However, by 1934, a film dramatizing the effects on a married man of a “one-night stand” was seen by 24,000 in Belfast. It was reviewed in three of the city’s papers—catering to the Protestant readers, at least. Catholic campaigns for “moral purity” demanded no such coverage. But with World War II, the influx of troops into the province forced London’s government to publicize awareness of VD to safeguard military readiness for deployment. During the previous war, women who outside of marriage engaged in intercourse were castigated as “amateur” prostitutes. The interwar years reinforced the notion that wayward women, not wanton men, must be controlled, regulated, and reformed.
This attitude led, as Chapter Five reveals in a sprightlier manner, to the punch line that gives this section its title. A local joke (also recorded in a related book reviewed here last year by me, Diarmaid Ferriter’s Occasions of Sin: Sex and Society in Modern Ireland) asked if one had heard of “the new utility knickers.” “One Yank and they’re off!”
As many as 120,000 American soldiers were stationed in Northern Ireland during the Second World War. This exceeded a tenth of what was then the local population. Hollywood’s cinematic allure had preceded the Yank G.I., and his goods for a rationed, deprived economy led along with the swaggering strut of many soldiers an appeal that lured the local girls. The first marriage occurred two months after the first troops arrived. The local lads could not compete; many married, while other women traded their favors for chocolates, chat, and companionship often at the local pub. This led to conflicts with the residents, the local men, and with the clerics and authorities trying to police such “off-licensed” situations.

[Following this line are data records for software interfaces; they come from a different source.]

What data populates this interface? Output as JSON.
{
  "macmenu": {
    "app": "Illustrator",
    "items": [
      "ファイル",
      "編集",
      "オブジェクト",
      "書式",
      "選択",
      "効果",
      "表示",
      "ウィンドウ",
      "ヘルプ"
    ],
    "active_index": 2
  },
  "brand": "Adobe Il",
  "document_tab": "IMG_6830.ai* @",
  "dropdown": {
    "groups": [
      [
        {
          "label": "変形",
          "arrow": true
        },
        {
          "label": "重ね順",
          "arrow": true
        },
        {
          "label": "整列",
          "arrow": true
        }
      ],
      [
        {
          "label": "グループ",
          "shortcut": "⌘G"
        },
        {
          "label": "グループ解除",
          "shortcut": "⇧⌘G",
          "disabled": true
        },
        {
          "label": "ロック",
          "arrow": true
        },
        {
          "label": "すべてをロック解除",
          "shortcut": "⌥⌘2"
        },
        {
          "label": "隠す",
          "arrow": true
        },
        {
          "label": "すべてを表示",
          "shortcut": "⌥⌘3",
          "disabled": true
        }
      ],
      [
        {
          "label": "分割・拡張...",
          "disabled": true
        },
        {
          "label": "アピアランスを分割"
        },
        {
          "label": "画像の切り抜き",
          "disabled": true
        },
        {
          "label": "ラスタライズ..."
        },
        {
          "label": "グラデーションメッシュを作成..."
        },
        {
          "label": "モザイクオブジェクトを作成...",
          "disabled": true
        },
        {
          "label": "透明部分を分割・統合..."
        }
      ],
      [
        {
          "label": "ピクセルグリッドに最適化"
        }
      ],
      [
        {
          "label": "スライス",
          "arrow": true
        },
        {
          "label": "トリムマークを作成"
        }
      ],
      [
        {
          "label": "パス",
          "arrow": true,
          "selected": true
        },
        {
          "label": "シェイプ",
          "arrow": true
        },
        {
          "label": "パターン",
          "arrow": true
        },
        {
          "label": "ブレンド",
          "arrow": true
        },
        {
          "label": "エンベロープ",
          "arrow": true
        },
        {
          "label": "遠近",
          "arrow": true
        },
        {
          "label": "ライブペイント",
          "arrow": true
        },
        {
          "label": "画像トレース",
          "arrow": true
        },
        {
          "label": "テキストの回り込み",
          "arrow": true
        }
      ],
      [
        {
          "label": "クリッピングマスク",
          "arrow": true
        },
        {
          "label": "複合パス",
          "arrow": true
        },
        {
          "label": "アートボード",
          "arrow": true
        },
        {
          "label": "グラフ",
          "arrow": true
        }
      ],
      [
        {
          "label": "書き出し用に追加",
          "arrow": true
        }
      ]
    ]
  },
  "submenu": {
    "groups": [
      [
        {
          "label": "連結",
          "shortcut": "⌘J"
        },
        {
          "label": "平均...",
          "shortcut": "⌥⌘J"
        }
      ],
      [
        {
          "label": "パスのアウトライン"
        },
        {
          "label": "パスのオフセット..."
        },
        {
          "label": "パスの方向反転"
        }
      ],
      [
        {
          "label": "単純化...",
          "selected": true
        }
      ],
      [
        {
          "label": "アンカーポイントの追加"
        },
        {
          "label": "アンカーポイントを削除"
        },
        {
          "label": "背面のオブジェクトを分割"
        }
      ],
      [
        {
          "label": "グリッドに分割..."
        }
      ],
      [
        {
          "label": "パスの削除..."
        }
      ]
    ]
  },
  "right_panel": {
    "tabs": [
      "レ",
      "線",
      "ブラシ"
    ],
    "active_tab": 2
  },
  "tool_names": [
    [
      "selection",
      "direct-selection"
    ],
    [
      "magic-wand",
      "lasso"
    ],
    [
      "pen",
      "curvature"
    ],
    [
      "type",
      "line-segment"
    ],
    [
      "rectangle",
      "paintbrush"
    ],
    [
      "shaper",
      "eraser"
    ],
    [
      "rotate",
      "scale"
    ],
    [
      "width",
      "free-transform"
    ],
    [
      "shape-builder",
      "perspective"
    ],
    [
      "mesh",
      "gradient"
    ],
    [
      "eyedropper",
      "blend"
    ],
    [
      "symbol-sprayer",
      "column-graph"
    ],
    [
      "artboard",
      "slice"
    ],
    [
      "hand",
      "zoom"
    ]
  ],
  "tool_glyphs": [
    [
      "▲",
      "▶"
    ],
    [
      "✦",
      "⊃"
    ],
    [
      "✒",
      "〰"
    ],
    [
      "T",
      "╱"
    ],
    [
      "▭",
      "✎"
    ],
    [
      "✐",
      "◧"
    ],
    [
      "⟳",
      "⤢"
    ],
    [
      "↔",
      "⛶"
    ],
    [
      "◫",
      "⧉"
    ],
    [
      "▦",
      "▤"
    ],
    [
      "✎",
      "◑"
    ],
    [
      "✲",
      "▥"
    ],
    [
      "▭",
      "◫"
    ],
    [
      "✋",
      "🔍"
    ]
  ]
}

The final chapter returns to a sobering subject still controversial today. In both jurisdictions of Ireland, abortion remains illegal. Dr. McCormick holds that “strenuous cross-community opposition” accounts for this status quo. But, clinics for birth control have struggled early on, since 1936 in Belfast (if only for a few years staying open), to offer alternatives. Dr. McCormick concludes that a strong “pro-life” tradition in the North has been asserted and sustained by both Catholic and Protestant communities, for once united. This agreement persists, against what its proponents regard as a secular mentality by feminists and radicals, to import from England a non-Irish way of thinking and acting into the island. While this subject itself has received more attention than can be given in this brief book, it reminds readers of this study of the continuing relevance of such issues as Dr. McCormick examines in this accessible, straightforward summation.
The book provides an academically oriented but clearly conveyed analysis of what earlier decades in the past century have judged right and wrong about Northern Irish women and their sexual behavior. As Professor Ferriter in his own massive, and valuable, account referenced above in passing tended to pass over what made the Northern experiences of sexuality within a sectarian society similar or different from that in the Catholic-dominated Free State and Irish Republic, Dr. McCormick’s publication may offer future students of sexuality in its Irish expressions needed guidance in comparing and contrasting Northern attitudes.
As she does not cite Ferriter’s more lively social history (it appeared the same year as hers in Britain, 2009), placing the two narratives side-by-side opens up valuable contexts for subsequent research and reflection on this unfailingly fascinating topic.